▸ **What to work on**: Pick every line from the data that holds the word "integer".

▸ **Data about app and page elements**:
────────

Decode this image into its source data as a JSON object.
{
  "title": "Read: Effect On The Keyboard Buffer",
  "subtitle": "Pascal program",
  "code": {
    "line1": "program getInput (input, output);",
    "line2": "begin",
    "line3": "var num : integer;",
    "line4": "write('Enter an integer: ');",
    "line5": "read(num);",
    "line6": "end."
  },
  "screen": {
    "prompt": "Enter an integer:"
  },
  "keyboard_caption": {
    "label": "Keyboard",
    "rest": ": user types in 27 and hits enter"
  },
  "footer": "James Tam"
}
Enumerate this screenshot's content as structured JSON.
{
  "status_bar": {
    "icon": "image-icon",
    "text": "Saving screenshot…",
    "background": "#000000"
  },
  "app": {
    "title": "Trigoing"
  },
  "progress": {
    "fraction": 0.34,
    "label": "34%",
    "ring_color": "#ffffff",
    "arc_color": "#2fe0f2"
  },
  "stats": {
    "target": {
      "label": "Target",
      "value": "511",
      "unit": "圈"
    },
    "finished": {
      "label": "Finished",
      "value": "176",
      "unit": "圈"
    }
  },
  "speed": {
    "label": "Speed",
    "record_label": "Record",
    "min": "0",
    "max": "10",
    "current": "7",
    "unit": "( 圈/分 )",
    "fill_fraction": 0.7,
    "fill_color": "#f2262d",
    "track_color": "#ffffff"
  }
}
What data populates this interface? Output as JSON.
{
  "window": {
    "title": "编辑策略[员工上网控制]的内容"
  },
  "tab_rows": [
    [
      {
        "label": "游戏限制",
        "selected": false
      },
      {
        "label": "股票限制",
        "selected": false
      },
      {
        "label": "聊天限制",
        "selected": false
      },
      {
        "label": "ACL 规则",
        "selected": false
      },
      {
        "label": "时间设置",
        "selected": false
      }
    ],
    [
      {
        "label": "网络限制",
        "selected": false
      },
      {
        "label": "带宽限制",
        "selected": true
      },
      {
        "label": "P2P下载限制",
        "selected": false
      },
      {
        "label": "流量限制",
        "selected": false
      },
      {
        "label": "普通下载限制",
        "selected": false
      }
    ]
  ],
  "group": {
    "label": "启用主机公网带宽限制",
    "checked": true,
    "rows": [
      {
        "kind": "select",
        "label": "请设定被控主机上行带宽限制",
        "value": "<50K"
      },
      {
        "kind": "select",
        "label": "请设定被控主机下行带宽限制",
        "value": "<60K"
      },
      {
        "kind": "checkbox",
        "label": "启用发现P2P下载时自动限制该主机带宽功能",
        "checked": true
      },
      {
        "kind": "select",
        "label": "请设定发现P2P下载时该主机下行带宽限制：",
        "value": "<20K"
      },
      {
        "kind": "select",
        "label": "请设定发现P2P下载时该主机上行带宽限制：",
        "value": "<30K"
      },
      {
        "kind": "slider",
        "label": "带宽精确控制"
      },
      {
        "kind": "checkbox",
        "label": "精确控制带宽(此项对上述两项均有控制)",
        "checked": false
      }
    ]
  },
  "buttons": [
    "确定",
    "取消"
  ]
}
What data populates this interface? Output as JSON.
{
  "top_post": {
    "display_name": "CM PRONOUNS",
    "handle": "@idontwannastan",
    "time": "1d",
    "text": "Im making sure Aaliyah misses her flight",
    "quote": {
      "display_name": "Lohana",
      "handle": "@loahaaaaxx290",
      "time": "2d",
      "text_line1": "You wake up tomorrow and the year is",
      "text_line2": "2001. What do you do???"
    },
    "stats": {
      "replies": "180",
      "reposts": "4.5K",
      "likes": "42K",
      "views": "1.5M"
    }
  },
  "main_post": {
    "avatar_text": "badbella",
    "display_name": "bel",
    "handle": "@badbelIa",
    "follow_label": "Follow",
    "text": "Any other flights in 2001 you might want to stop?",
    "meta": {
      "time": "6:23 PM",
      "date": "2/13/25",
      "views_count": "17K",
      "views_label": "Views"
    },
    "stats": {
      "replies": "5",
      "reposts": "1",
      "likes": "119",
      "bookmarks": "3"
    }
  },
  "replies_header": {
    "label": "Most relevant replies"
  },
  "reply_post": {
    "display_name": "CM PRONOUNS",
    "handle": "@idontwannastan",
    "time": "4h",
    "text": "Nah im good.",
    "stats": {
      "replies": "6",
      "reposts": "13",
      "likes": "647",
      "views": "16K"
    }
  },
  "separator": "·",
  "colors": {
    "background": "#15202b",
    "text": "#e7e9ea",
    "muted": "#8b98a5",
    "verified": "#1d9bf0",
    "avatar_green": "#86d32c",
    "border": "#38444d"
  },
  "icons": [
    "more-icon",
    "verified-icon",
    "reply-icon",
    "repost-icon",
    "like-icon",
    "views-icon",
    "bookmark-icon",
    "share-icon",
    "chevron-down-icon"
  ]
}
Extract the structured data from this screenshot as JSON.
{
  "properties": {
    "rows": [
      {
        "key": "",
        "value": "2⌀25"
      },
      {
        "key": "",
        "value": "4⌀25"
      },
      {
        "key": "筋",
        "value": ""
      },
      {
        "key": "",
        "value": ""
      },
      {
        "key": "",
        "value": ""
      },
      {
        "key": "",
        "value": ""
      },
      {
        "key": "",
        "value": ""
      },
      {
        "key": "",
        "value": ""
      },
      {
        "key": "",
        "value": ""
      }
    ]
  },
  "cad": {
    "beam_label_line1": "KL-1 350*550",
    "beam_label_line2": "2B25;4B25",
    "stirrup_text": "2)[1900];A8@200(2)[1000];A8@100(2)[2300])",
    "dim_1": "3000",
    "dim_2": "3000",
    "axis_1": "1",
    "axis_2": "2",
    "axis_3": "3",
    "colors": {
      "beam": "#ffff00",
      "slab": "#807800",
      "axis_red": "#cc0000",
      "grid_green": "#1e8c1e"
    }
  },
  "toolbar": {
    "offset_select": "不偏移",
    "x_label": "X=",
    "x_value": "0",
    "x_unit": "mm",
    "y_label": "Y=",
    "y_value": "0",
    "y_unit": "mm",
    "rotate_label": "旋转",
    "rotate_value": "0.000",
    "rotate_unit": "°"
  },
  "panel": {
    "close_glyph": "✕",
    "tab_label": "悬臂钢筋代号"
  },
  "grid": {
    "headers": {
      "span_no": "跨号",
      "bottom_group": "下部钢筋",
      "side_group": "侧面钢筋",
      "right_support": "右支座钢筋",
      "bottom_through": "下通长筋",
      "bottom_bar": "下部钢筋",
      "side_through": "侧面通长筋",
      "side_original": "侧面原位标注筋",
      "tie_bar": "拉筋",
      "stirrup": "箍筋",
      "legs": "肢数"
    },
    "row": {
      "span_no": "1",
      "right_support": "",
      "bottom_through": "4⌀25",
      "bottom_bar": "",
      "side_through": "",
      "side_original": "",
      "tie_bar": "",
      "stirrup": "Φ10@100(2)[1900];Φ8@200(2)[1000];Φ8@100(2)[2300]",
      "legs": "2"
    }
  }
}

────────

▸ **Response area**:
    "line3": "var num : integer;",
    "line4": "write('Enter an integer: ');",
    "prompt": "Enter an integer:"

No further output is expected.